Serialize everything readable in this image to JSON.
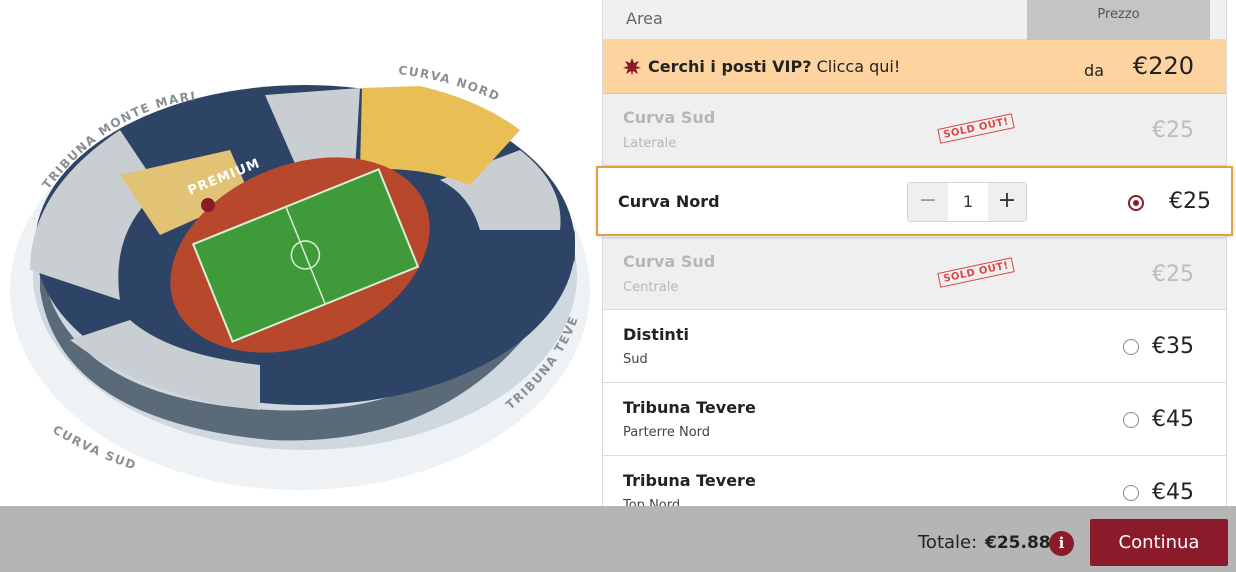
{
  "map": {
    "stand_labels": {
      "monte_mario": "TRIBUNA MONTE MARIO",
      "curva_nord": "CURVA NORD",
      "curva_sud": "CURVA SUD",
      "tevere": "TRIBUNA TEVERE",
      "premium": "PREMIUM"
    }
  },
  "table": {
    "header_area": "Area",
    "header_price": "Prezzo"
  },
  "vip": {
    "text_bold": "Cerchi i posti VIP?",
    "text_rest": " Clicca qui!",
    "from_label": "da",
    "price": "€220"
  },
  "rows": [
    {
      "name": "Curva Sud",
      "sub": "Laterale",
      "price": "€25",
      "sold_out": "SOLD OUT!"
    },
    {
      "name": "Curva Nord",
      "quantity": "1",
      "price": "€25",
      "minus": "−",
      "plus": "+"
    },
    {
      "name": "Curva Sud",
      "sub": "Centrale",
      "price": "€25",
      "sold_out": "SOLD OUT!"
    },
    {
      "name": "Distinti",
      "sub": "Sud",
      "price": "€35"
    },
    {
      "name": "Tribuna Tevere",
      "sub": "Parterre Nord",
      "price": "€45"
    },
    {
      "name": "Tribuna Tevere",
      "sub": "Top Nord",
      "price": "€45"
    }
  ],
  "footer": {
    "total_label": "Totale:",
    "total_value": "€25.88",
    "info_icon": "i",
    "continue_label": "Continua"
  },
  "colors": {
    "brand": "#8b1a2b",
    "vip_bg": "#fdd4a0",
    "highlight": "#e0a13c"
  }
}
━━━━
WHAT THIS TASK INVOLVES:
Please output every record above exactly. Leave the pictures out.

SOLUTION TO THE PROBLEM:
Serialize everything readable in this image to JSON.
{
  "map": {
    "stand_labels": {
      "monte_mario": "TRIBUNA MONTE MARIO",
      "curva_nord": "CURVA NORD",
      "curva_sud": "CURVA SUD",
      "tevere": "TRIBUNA TEVERE",
      "premium": "PREMIUM"
    }
  },
  "table": {
    "header_area": "Area",
    "header_price": "Prezzo"
  },
  "vip": {
    "text_bold": "Cerchi i posti VIP?",
    "text_rest": " Clicca qui!",
    "from_label": "da",
    "price": "€220"
  },
  "rows": [
    {
      "name": "Curva Sud",
      "sub": "Laterale",
      "price": "€25",
      "sold_out": "SOLD OUT!"
    },
    {
      "name": "Curva Nord",
      "quantity": "1",
      "price": "€25",
      "minus": "−",
      "plus": "+"
    },
    {
      "name": "Curva Sud",
      "sub": "Centrale",
      "price": "€25",
      "sold_out": "SOLD OUT!"
    },
    {
      "name": "Distinti",
      "sub": "Sud",
      "price": "€35"
    },
    {
      "name": "Tribuna Tevere",
      "sub": "Parterre Nord",
      "price": "€45"
    },
    {
      "name": "Tribuna Tevere",
      "sub": "Top Nord",
      "price": "€45"
    }
  ],
  "footer": {
    "total_label": "Totale:",
    "total_value": "€25.88",
    "info_icon": "i",
    "continue_label": "Continua"
  },
  "colors": {
    "brand": "#8b1a2b",
    "vip_bg": "#fdd4a0",
    "highlight": "#e0a13c"
  }
}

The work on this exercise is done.